(Page and application data records)
.....

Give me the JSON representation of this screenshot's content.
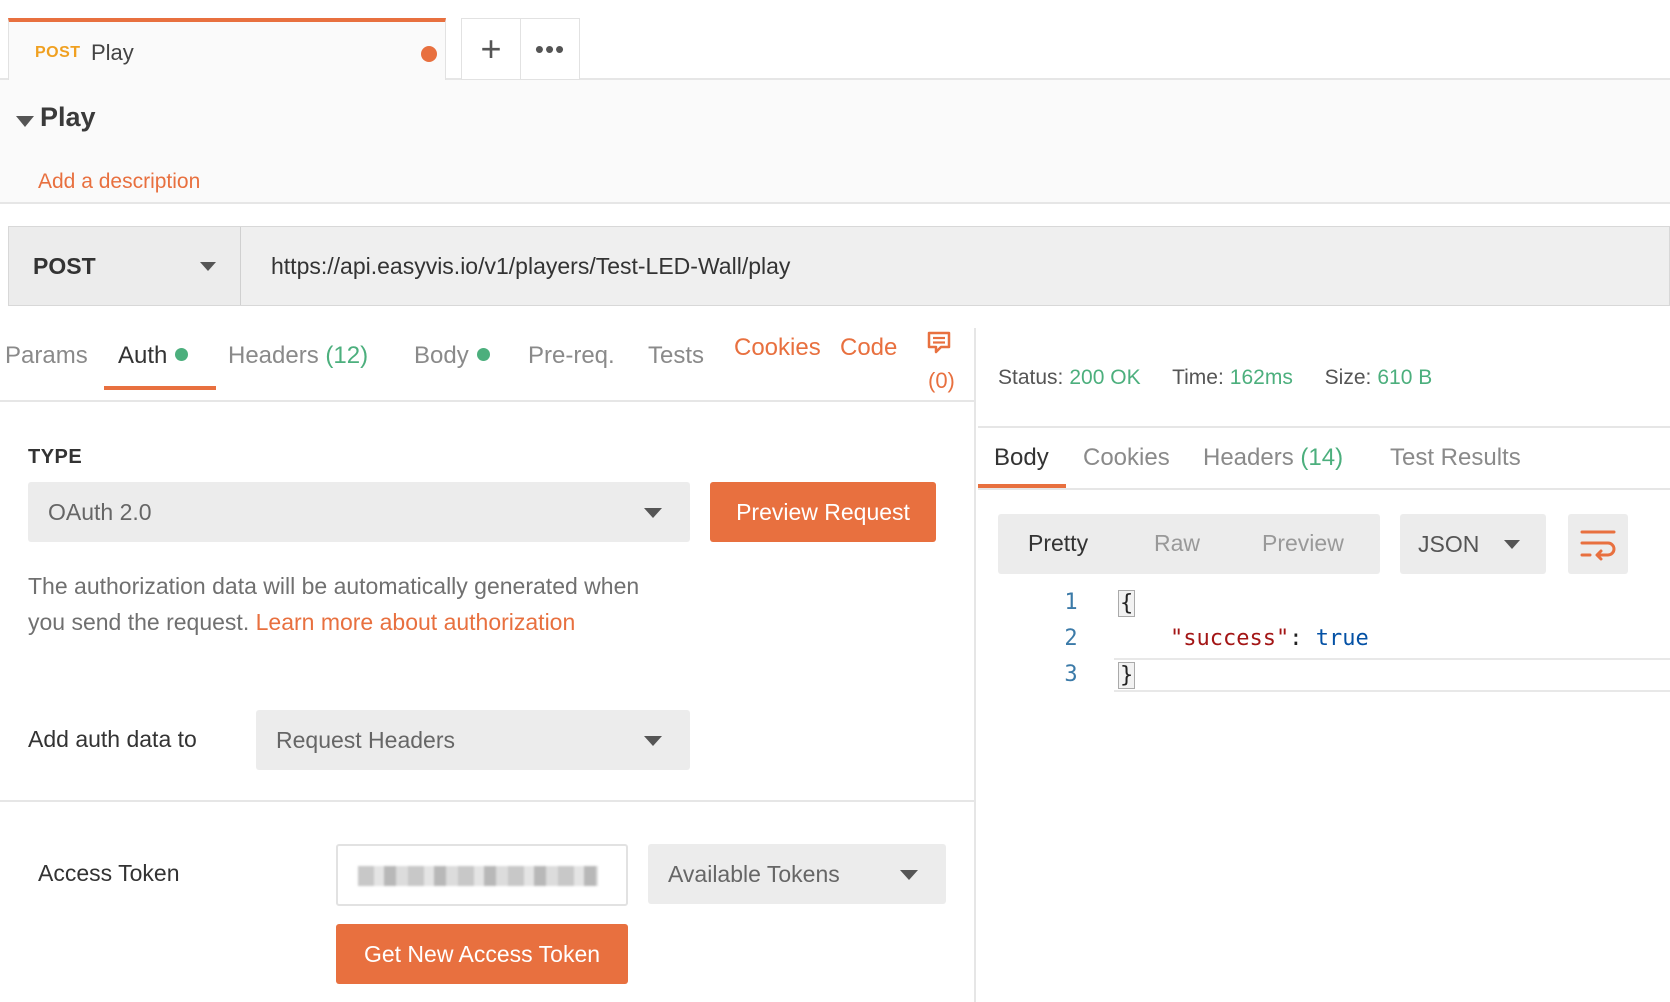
{
  "tab": {
    "method": "POST",
    "name": "Play"
  },
  "tab_actions": {
    "new_tab": "+",
    "more": "•••"
  },
  "request": {
    "title": "Play",
    "description_link": "Add a description",
    "method": "POST",
    "url": "https://api.easyvis.io/v1/players/Test-LED-Wall/play"
  },
  "request_tabs": {
    "params": "Params",
    "auth": "Auth",
    "headers": "Headers",
    "headers_count": "(12)",
    "body": "Body",
    "prereq": "Pre-req.",
    "tests": "Tests",
    "cookies": "Cookies",
    "code": "Code",
    "comments_count": "(0)"
  },
  "auth": {
    "type_label": "TYPE",
    "type_value": "OAuth 2.0",
    "preview_button": "Preview Request",
    "info_text": "The authorization data will be automatically generated when you send the request. ",
    "info_link": "Learn more about authorization",
    "add_to_label": "Add auth data to",
    "add_to_value": "Request Headers",
    "access_token_label": "Access Token",
    "available_tokens": "Available Tokens",
    "get_token_button": "Get New Access Token"
  },
  "response": {
    "status_label": "Status:",
    "status_value": "200 OK",
    "time_label": "Time:",
    "time_value": "162ms",
    "size_label": "Size:",
    "size_value": "610 B",
    "tabs": {
      "body": "Body",
      "cookies": "Cookies",
      "headers": "Headers",
      "headers_count": "(14)",
      "test_results": "Test Results"
    },
    "views": {
      "pretty": "Pretty",
      "raw": "Raw",
      "preview": "Preview"
    },
    "format": "JSON",
    "code": {
      "line_numbers": [
        "1",
        "2",
        "3"
      ],
      "open_brace": "{",
      "key": "\"success\"",
      "colon": ": ",
      "value": "true",
      "close_brace": "}"
    }
  },
  "colors": {
    "accent": "#e8703f",
    "success": "#4caf7d",
    "method_tab": "#f0a020"
  }
}
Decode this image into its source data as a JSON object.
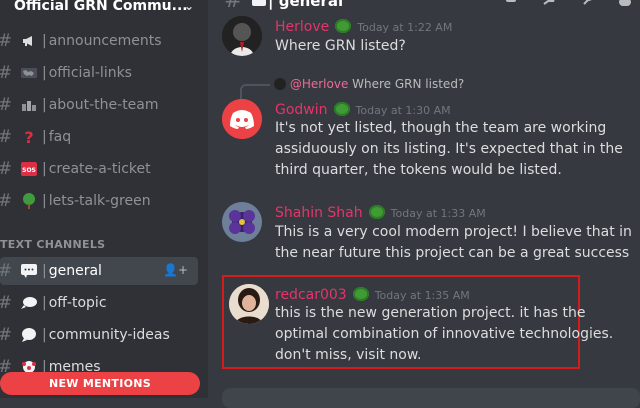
{
  "server": {
    "name": "Official GRN Commu...",
    "chevron_icon": "chevron-down-icon"
  },
  "channels": [
    {
      "id": "announcements",
      "label": "announcements",
      "icon": "megaphone-icon"
    },
    {
      "id": "official-links",
      "label": "official-links",
      "icon": "world-map-icon"
    },
    {
      "id": "about-the-team",
      "label": "about-the-team",
      "icon": "city-icon"
    },
    {
      "id": "faq",
      "label": "faq",
      "icon": "question-icon"
    },
    {
      "id": "create-a-ticket",
      "label": "create-a-ticket",
      "icon": "sos-icon"
    },
    {
      "id": "lets-talk-green",
      "label": "lets-talk-green",
      "icon": "tree-icon"
    }
  ],
  "text_channels_header": "TEXT CHANNELS",
  "text_channels": [
    {
      "id": "general",
      "label": "general",
      "icon": "speech-bubble-icon",
      "selected": true
    },
    {
      "id": "off-topic",
      "label": "off-topic",
      "icon": "speech-bubble-left-icon"
    },
    {
      "id": "community-ideas",
      "label": "community-ideas",
      "icon": "speech-bubble-icon"
    },
    {
      "id": "memes",
      "label": "memes",
      "icon": "clown-icon"
    }
  ],
  "new_mentions": "NEW MENTIONS",
  "header": {
    "channel": "| general"
  },
  "messages": [
    {
      "author": "Herlove",
      "author_color": "#e6346b",
      "timestamp": "Today at 1:22 AM",
      "text": "Where GRN listed?"
    },
    {
      "reply_to_author": "@Herlove",
      "reply_to_text": "Where GRN listed?",
      "author": "Godwin",
      "author_color": "#e6346b",
      "timestamp": "Today at 1:30 AM",
      "text_lines": [
        "It's not yet listed, though the team are working",
        "assiduously on its listing. It's expected that in the",
        "third quarter, the tokens would be listed."
      ]
    },
    {
      "author": "Shahin Shah",
      "author_color": "#e6346b",
      "timestamp": "Today at 1:33 AM",
      "text_lines": [
        "This is a very cool modern project! I believe that in",
        "the near future this project can be a great success"
      ]
    },
    {
      "author": "redcar003",
      "author_color": "#e6346b",
      "timestamp": "Today at 1:35 AM",
      "text_lines": [
        "this is the new generation project. it has the",
        "optimal combination of innovative technologies.",
        "don't miss, visit now."
      ]
    }
  ],
  "colors": {
    "accent_red": "#ed4245",
    "highlight": "#d41c1c",
    "discord_blurple": "#5865f2",
    "discord_red_avatar": "#ed4245"
  }
}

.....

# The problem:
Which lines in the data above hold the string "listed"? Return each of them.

# Answer to this problem:
      "text": "Where GRN listed?"
      "reply_to_text": "Where GRN listed?",
        "It's not yet listed, though the team are working",
        "third quarter, the tokens would be listed."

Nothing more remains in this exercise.